▸ Source material

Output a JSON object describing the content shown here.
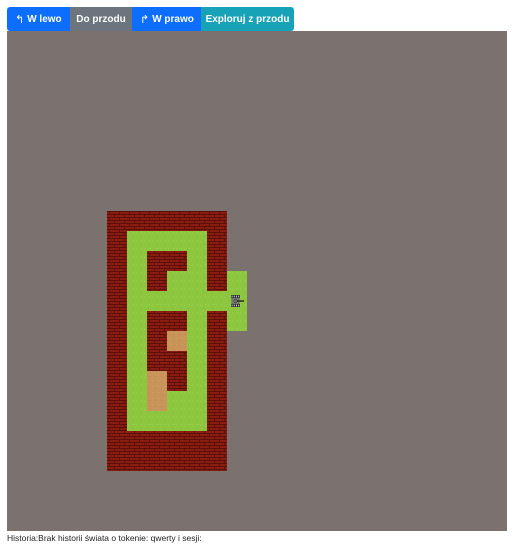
{
  "toolbar": {
    "left_icon": "turn-left-icon",
    "left_label": "W lewo",
    "forward_label": "Do przodu",
    "right_icon": "turn-right-icon",
    "right_label": "W prawo",
    "explore_label": "Exploruj z przodu"
  },
  "board": {
    "background_color": "#7b716f",
    "colors": {
      "brick": "#8b1c12",
      "grass": "#8dc63f",
      "sand": "#c9945a"
    },
    "cols": 25,
    "rows": 25,
    "tiles": [
      {
        "col": 5,
        "row": 9,
        "type": "brick"
      },
      {
        "col": 6,
        "row": 9,
        "type": "brick"
      },
      {
        "col": 7,
        "row": 9,
        "type": "brick"
      },
      {
        "col": 8,
        "row": 9,
        "type": "brick"
      },
      {
        "col": 9,
        "row": 9,
        "type": "brick"
      },
      {
        "col": 10,
        "row": 9,
        "type": "brick"
      },
      {
        "col": 5,
        "row": 10,
        "type": "brick"
      },
      {
        "col": 6,
        "row": 10,
        "type": "grass"
      },
      {
        "col": 7,
        "row": 10,
        "type": "grass"
      },
      {
        "col": 8,
        "row": 10,
        "type": "grass"
      },
      {
        "col": 9,
        "row": 10,
        "type": "grass"
      },
      {
        "col": 10,
        "row": 10,
        "type": "brick"
      },
      {
        "col": 5,
        "row": 11,
        "type": "brick"
      },
      {
        "col": 6,
        "row": 11,
        "type": "grass"
      },
      {
        "col": 7,
        "row": 11,
        "type": "brick"
      },
      {
        "col": 8,
        "row": 11,
        "type": "brick"
      },
      {
        "col": 9,
        "row": 11,
        "type": "grass"
      },
      {
        "col": 10,
        "row": 11,
        "type": "brick"
      },
      {
        "col": 5,
        "row": 12,
        "type": "brick"
      },
      {
        "col": 6,
        "row": 12,
        "type": "grass"
      },
      {
        "col": 7,
        "row": 12,
        "type": "brick"
      },
      {
        "col": 8,
        "row": 12,
        "type": "grass"
      },
      {
        "col": 9,
        "row": 12,
        "type": "grass"
      },
      {
        "col": 10,
        "row": 12,
        "type": "brick"
      },
      {
        "col": 11,
        "row": 12,
        "type": "grass"
      },
      {
        "col": 5,
        "row": 13,
        "type": "brick"
      },
      {
        "col": 6,
        "row": 13,
        "type": "grass"
      },
      {
        "col": 7,
        "row": 13,
        "type": "grass"
      },
      {
        "col": 8,
        "row": 13,
        "type": "grass"
      },
      {
        "col": 9,
        "row": 13,
        "type": "grass"
      },
      {
        "col": 10,
        "row": 13,
        "type": "grass"
      },
      {
        "col": 11,
        "row": 13,
        "type": "grass"
      },
      {
        "col": 5,
        "row": 14,
        "type": "brick"
      },
      {
        "col": 6,
        "row": 14,
        "type": "grass"
      },
      {
        "col": 7,
        "row": 14,
        "type": "brick"
      },
      {
        "col": 8,
        "row": 14,
        "type": "brick"
      },
      {
        "col": 9,
        "row": 14,
        "type": "grass"
      },
      {
        "col": 10,
        "row": 14,
        "type": "brick"
      },
      {
        "col": 11,
        "row": 14,
        "type": "grass"
      },
      {
        "col": 5,
        "row": 15,
        "type": "brick"
      },
      {
        "col": 6,
        "row": 15,
        "type": "grass"
      },
      {
        "col": 7,
        "row": 15,
        "type": "brick"
      },
      {
        "col": 8,
        "row": 15,
        "type": "sand"
      },
      {
        "col": 9,
        "row": 15,
        "type": "grass"
      },
      {
        "col": 10,
        "row": 15,
        "type": "brick"
      },
      {
        "col": 5,
        "row": 16,
        "type": "brick"
      },
      {
        "col": 6,
        "row": 16,
        "type": "grass"
      },
      {
        "col": 7,
        "row": 16,
        "type": "brick"
      },
      {
        "col": 8,
        "row": 16,
        "type": "brick"
      },
      {
        "col": 9,
        "row": 16,
        "type": "grass"
      },
      {
        "col": 10,
        "row": 16,
        "type": "brick"
      },
      {
        "col": 5,
        "row": 17,
        "type": "brick"
      },
      {
        "col": 6,
        "row": 17,
        "type": "grass"
      },
      {
        "col": 7,
        "row": 17,
        "type": "sand"
      },
      {
        "col": 8,
        "row": 17,
        "type": "brick"
      },
      {
        "col": 9,
        "row": 17,
        "type": "grass"
      },
      {
        "col": 10,
        "row": 17,
        "type": "brick"
      },
      {
        "col": 5,
        "row": 18,
        "type": "brick"
      },
      {
        "col": 6,
        "row": 18,
        "type": "grass"
      },
      {
        "col": 7,
        "row": 18,
        "type": "sand"
      },
      {
        "col": 8,
        "row": 18,
        "type": "grass"
      },
      {
        "col": 9,
        "row": 18,
        "type": "grass"
      },
      {
        "col": 10,
        "row": 18,
        "type": "brick"
      },
      {
        "col": 5,
        "row": 19,
        "type": "brick"
      },
      {
        "col": 6,
        "row": 19,
        "type": "grass"
      },
      {
        "col": 7,
        "row": 19,
        "type": "grass"
      },
      {
        "col": 8,
        "row": 19,
        "type": "grass"
      },
      {
        "col": 9,
        "row": 19,
        "type": "grass"
      },
      {
        "col": 10,
        "row": 19,
        "type": "brick"
      },
      {
        "col": 5,
        "row": 20,
        "type": "brick"
      },
      {
        "col": 6,
        "row": 20,
        "type": "brick"
      },
      {
        "col": 7,
        "row": 20,
        "type": "brick"
      },
      {
        "col": 8,
        "row": 20,
        "type": "brick"
      },
      {
        "col": 9,
        "row": 20,
        "type": "brick"
      },
      {
        "col": 10,
        "row": 20,
        "type": "brick"
      },
      {
        "col": 5,
        "row": 21,
        "type": "brick"
      },
      {
        "col": 6,
        "row": 21,
        "type": "brick"
      },
      {
        "col": 7,
        "row": 21,
        "type": "brick"
      },
      {
        "col": 8,
        "row": 21,
        "type": "brick"
      },
      {
        "col": 9,
        "row": 21,
        "type": "brick"
      },
      {
        "col": 10,
        "row": 21,
        "type": "brick"
      }
    ],
    "tank": {
      "col": 11,
      "row": 13,
      "facing": "east",
      "icon": "tank-icon"
    }
  },
  "history": {
    "text": "Historia:Brak historii świata o tokenie: qwerty i sesji:"
  }
}
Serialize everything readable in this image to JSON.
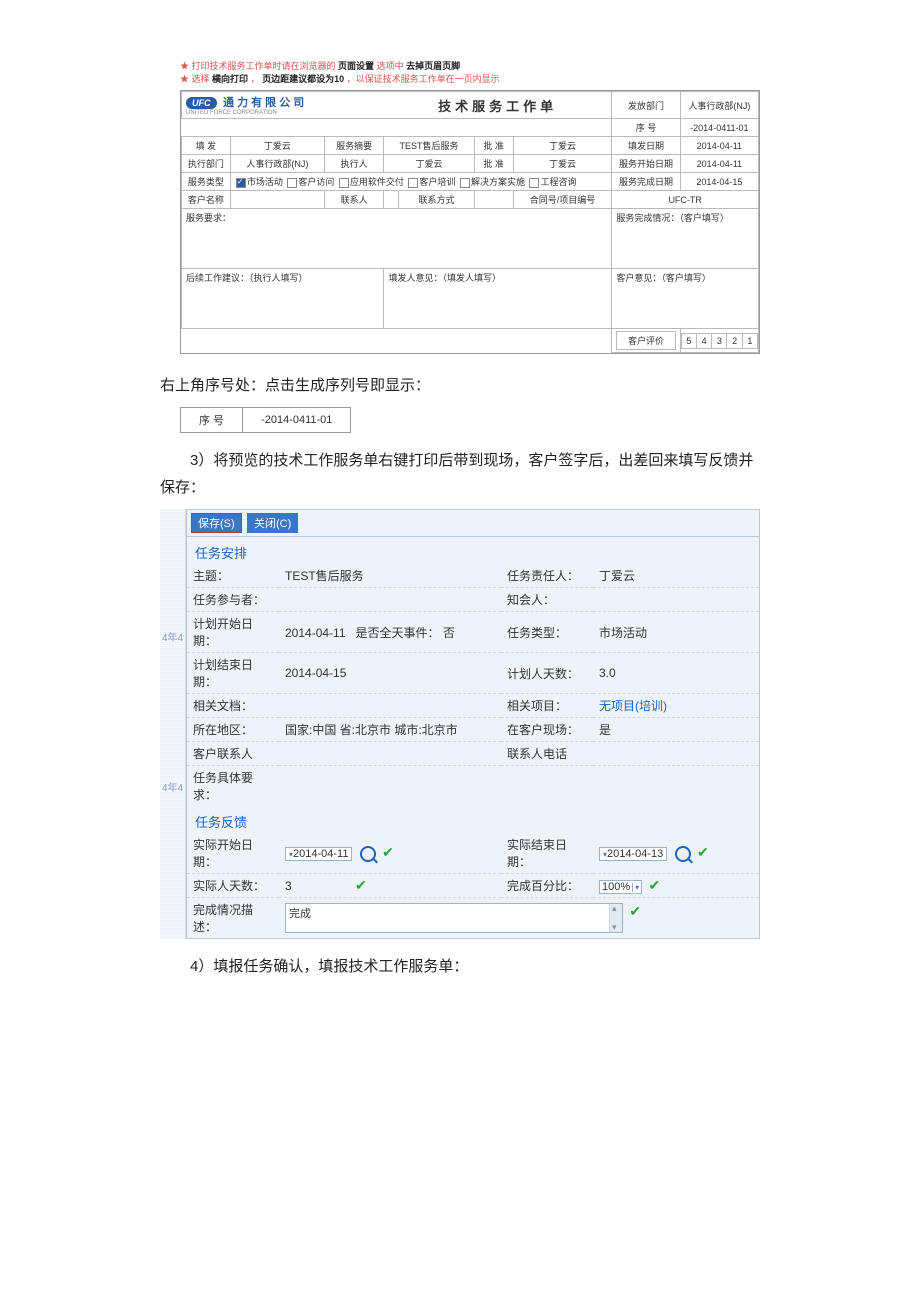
{
  "print_notes": {
    "line1_pre": "打印技术服务工作单时请在浏览器的",
    "line1_b1": "页面设置",
    "line1_mid": "选项中",
    "line1_b2": "去掉页眉页脚",
    "line2_pre": "选择",
    "line2_b1": "横向打印",
    "line2_mid": "，",
    "line2_b2": "页边距建议都设为10",
    "line2_post": "，以保证技术服务工作单在一页内显示"
  },
  "form": {
    "company": "通 力 有 限 公 司",
    "company_en": "UNITED FORCE CORPORATION",
    "title": "技术服务工作单",
    "head": {
      "issue_dept_label": "发放部门",
      "issue_dept": "人事行政部(NJ)",
      "serial_label": "序    号",
      "serial": "-2014-0411-01"
    },
    "row1": {
      "c1l": "填    发",
      "c1": "丁爱云",
      "c2l": "服务摘要",
      "c2": "TEST售后服务",
      "c3l": "批    准",
      "c3": "丁爱云",
      "c4l": "填发日期",
      "c4": "2014-04-11"
    },
    "row2": {
      "c1l": "执行部门",
      "c1": "人事行政部(NJ)",
      "c2l": "执行人",
      "c2": "丁爱云",
      "c3l": "批    准",
      "c3": "丁爱云",
      "c4l": "服务开始日期",
      "c4": "2014-04-11"
    },
    "row3": {
      "c1l": "服务类型",
      "opts": [
        "市场活动",
        "客户访问",
        "应用软件交付",
        "客户培训",
        "解决方案实施",
        "工程咨询"
      ],
      "checked_idx": 0,
      "c4l": "服务完成日期",
      "c4": "2014-04-15"
    },
    "row4": {
      "c1l": "客户名称",
      "c1": "",
      "c2l": "联系人",
      "c2": "",
      "c3l": "联系方式",
      "c3": "",
      "c4l": "合同号/项目编号",
      "c4": "",
      "c5l": "",
      "c5": "UFC-TR"
    },
    "body": {
      "req_label": "服务要求：",
      "done_label": "服务完成情况：（客户填写）",
      "next_label": "后续工作建议：（执行人填写）",
      "issuer_label": "填发人意见：（填发人填写）",
      "cust_label": "客户意见：（客户填写）"
    },
    "rating": {
      "label": "客户评价",
      "vals": [
        "5",
        "4",
        "3",
        "2",
        "1"
      ]
    }
  },
  "para1": "右上角序号处：点击生成序列号即显示：",
  "serial_snip": {
    "label": "序    号",
    "val": "-2014-0411-01"
  },
  "para2": "3）将预览的技术工作服务单右键打印后带到现场，客户签字后，出差回来填写反馈并保存：",
  "task": {
    "side1": "4年4",
    "side2": "4年4",
    "btn_save": "保存(S)",
    "btn_close": "关闭(C)",
    "sec1": "任务安排",
    "subject_l": "主题：",
    "subject": "TEST售后服务",
    "owner_l": "任务责任人：",
    "owner": "丁爱云",
    "part_l": "任务参与者：",
    "part": "",
    "cc_l": "知会人：",
    "cc": "",
    "pstart_l": "计划开始日期：",
    "pstart": "2014-04-11",
    "allday_l": "是否全天事件：",
    "allday": "否",
    "ttype_l": "任务类型：",
    "ttype": "市场活动",
    "pend_l": "计划结束日期：",
    "pend": "2014-04-15",
    "days_l": "计划人天数：",
    "days": "3.0",
    "doc_l": "相关文档：",
    "doc": "",
    "proj_l": "相关项目：",
    "proj": "无项目(培训)",
    "loc_l": "所在地区：",
    "loc": "国家:中国  省:北京市  城市:北京市",
    "onsite_l": "在客户现场：",
    "onsite": "是",
    "contact_l": "客户联系人",
    "contact": "",
    "phone_l": "联系人电话",
    "phone": "",
    "req_l": "任务具体要求：",
    "req": "",
    "sec2": "任务反馈",
    "astart_l": "实际开始日期：",
    "astart": "2014-04-11",
    "aend_l": "实际结束日期：",
    "aend": "2014-04-13",
    "adays_l": "实际人天数：",
    "adays": "3",
    "pct_l": "完成百分比：",
    "pct": "100%",
    "desc_l": "完成情况描述：",
    "desc": "完成"
  },
  "para3": "4）填报任务确认，填报技术工作服务单："
}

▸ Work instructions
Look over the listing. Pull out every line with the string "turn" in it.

▸ Output below
    "left_icon": "turn-left-icon",
    "right_icon": "turn-right-icon",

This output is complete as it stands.